We have changed our privacy policy. In addition, we use cookies on our website for various purposes. By continuing on our website, you consent to our use of cookies. You can learn about our practices by reading our privacy policy.
© 2016 Shmoop University, Inc. All rights reserved.
A Tale of Two Cities

A Tale of Two Cities

  

by Charles Dickens

A Tale of Two Cities Volume II, Chapter Four – Congratulatory Summary

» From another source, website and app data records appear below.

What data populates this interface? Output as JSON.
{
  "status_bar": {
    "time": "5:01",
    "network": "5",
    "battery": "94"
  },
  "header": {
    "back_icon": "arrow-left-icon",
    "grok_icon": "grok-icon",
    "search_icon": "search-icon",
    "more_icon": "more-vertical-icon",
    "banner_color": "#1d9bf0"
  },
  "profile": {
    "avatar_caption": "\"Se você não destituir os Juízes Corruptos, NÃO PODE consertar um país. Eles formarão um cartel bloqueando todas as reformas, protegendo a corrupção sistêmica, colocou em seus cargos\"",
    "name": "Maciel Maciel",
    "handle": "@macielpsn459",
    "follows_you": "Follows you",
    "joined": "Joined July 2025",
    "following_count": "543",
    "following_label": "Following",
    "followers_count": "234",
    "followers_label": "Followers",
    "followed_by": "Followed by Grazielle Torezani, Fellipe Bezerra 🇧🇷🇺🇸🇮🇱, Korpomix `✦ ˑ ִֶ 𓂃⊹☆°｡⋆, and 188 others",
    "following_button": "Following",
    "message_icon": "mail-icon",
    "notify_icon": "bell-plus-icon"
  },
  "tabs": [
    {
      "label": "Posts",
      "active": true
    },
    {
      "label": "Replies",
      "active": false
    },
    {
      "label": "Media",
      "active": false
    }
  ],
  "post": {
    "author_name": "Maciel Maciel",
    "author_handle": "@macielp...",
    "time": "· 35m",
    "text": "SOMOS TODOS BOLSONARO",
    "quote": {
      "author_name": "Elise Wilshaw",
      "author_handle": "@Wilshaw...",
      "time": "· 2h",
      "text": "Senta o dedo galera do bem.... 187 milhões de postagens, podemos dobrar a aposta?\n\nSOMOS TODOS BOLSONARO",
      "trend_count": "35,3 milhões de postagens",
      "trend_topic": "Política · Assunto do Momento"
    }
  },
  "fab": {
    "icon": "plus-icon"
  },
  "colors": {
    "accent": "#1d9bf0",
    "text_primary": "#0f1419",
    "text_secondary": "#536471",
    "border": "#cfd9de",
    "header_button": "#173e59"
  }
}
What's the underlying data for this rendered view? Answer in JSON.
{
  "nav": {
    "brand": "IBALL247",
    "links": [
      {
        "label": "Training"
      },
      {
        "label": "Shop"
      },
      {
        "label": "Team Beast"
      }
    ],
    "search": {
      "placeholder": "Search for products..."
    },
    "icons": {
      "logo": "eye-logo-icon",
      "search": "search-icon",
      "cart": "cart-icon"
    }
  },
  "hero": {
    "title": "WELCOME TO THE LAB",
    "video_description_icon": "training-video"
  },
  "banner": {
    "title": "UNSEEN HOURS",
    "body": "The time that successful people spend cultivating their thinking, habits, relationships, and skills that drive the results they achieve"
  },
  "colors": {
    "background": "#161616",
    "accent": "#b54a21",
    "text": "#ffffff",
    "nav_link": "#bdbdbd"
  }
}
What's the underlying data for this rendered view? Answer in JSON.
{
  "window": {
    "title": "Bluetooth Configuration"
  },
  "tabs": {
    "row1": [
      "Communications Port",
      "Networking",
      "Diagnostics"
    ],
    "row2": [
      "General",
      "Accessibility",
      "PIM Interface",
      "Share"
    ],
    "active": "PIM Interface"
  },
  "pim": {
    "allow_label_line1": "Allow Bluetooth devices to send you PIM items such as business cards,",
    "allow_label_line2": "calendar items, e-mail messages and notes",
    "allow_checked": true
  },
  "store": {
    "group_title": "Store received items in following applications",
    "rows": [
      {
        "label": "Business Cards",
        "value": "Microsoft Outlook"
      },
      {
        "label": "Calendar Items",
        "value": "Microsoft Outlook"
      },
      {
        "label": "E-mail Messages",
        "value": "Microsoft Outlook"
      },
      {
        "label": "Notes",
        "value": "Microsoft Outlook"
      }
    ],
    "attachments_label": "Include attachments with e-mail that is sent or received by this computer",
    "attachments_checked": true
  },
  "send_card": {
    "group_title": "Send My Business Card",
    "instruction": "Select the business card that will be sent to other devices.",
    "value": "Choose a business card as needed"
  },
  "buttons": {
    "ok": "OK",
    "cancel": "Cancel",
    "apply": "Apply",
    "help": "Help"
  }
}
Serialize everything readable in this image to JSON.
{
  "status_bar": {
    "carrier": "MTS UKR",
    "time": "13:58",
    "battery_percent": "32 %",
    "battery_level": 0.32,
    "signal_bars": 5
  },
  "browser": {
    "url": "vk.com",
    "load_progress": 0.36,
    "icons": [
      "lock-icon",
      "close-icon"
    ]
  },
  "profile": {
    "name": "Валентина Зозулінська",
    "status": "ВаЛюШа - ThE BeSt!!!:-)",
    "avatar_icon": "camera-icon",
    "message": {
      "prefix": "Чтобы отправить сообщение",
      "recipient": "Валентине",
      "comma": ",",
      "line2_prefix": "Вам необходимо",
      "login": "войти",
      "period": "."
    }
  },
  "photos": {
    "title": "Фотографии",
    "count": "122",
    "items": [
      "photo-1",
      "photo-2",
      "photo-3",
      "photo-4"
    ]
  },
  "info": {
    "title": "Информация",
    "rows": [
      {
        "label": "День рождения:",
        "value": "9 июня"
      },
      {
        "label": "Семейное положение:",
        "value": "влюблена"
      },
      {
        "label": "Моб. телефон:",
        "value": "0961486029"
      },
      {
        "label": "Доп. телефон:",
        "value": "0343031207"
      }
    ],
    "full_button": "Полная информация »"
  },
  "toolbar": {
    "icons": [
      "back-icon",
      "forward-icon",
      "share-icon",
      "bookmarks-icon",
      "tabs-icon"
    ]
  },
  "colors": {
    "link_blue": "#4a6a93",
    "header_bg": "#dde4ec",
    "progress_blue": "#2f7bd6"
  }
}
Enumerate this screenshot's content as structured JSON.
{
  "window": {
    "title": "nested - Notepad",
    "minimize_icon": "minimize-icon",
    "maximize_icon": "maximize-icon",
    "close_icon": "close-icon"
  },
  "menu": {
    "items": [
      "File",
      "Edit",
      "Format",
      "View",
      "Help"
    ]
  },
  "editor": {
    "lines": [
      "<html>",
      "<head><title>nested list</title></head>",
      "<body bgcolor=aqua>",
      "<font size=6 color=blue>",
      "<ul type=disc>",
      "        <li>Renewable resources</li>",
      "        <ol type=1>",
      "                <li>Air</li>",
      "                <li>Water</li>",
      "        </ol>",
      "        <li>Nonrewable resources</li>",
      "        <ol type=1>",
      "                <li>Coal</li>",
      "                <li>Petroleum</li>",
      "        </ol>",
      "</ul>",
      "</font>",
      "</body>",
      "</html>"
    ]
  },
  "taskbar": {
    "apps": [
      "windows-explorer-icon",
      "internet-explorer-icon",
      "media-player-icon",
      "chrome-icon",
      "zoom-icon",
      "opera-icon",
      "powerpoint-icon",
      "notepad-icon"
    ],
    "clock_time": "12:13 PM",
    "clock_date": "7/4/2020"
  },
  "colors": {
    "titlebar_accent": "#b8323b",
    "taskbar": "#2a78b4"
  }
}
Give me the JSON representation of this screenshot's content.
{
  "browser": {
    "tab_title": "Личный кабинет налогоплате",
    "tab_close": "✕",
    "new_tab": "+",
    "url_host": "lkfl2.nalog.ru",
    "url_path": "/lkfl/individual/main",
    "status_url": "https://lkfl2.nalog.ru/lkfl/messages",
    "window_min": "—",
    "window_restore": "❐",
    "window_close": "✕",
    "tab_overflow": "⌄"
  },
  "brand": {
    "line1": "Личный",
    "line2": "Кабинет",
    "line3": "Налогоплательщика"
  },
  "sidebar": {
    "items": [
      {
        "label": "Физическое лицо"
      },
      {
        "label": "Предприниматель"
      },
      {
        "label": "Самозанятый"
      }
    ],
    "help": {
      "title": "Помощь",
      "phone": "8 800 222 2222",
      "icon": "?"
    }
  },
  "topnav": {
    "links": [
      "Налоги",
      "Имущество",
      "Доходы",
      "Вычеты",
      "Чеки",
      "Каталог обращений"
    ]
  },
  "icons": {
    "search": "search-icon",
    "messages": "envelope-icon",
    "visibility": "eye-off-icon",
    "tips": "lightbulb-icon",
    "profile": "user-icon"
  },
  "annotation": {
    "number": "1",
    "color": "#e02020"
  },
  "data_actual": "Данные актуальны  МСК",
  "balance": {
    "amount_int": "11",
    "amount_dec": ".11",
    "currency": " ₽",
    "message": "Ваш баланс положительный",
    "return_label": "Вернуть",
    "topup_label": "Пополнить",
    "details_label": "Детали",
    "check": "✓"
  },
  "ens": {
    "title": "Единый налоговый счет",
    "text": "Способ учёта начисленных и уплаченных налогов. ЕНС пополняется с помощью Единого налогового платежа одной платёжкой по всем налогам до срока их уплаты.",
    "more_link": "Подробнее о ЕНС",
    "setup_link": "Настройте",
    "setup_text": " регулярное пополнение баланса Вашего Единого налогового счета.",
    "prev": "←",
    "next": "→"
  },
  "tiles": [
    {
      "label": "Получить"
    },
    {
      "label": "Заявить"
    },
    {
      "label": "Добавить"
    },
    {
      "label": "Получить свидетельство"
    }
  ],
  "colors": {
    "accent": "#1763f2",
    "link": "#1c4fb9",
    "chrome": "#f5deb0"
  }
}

  • As Lucie and her father step out of the courtroom, our narrator takes some time to catch us up on their lives.
  • Doctor Manette is looking worlds better.
  • Our narrator is pretty sure that this is all Lucie’s doing: she's brought him back to life.
  • Everyone congratulates everyone else on Darnay’s release.
  • Mr. Stryver, Darnay’s lawyer, seems to be taking most of the credit for the legal maneuver that saved his life.
  • Of course, that would be forgetting Carton’s role in the affair—which our narrator wouldn’t want us to do.
  • Unsurprisingly, pointing out the similarity between Carton and Darnay was Carton’s own idea. He was the brains behind the operation.
  • Mr. Lorry asks if "a man of business" might now approach Charles Darnay.
  • As we quickly realize, however, anytime Mr. Lorry wants to be a "man of business," it rarely works well.
  • He’s soon congratulating Charles just like everyone else.
  • Carton, who still seems pretty cynical about the justice system (hmm… wonder why?), wants to get out of the general area of the court.
  • He asks Darnay to come out to dinner with him.
  • Aww… a blossoming friendship?
  • Well, not exactly. Darnay can’t seem to break through Carton’s cynicism. And Carton’s already seen how Darnay looks at Lucie.
  • In fact, just because Carton seems to like rubbing salt in his own wounds, he gets Darnay to propose a toast to "Miss Manette!"
  • After sharing a drink or two together, Carton’s pretty sure he doesn’t like Darnay.
  • Darnay sure doesn’t like Carton.
  • Perhaps they might even get into blows over a girl… until, of course, Darnay realizes that Carton has just saved his life.
  • Before they part, however, Darnay wants to know why Carton seems so angry and depressed.
  • Muttering that he’s a "disappointed drudge," Carton says that he’s been worth nothing all his life.
  • As Darnay leaves, Carton engages in a little bit of existential self-questioning.
  • Why hasn’t he been able to change his own circumstances in life? Why isn’t he ever able to change his ways or become a better human being?
  • Tough questions. And Carton’s got no answers.

People who Shmooped this also Shmooped...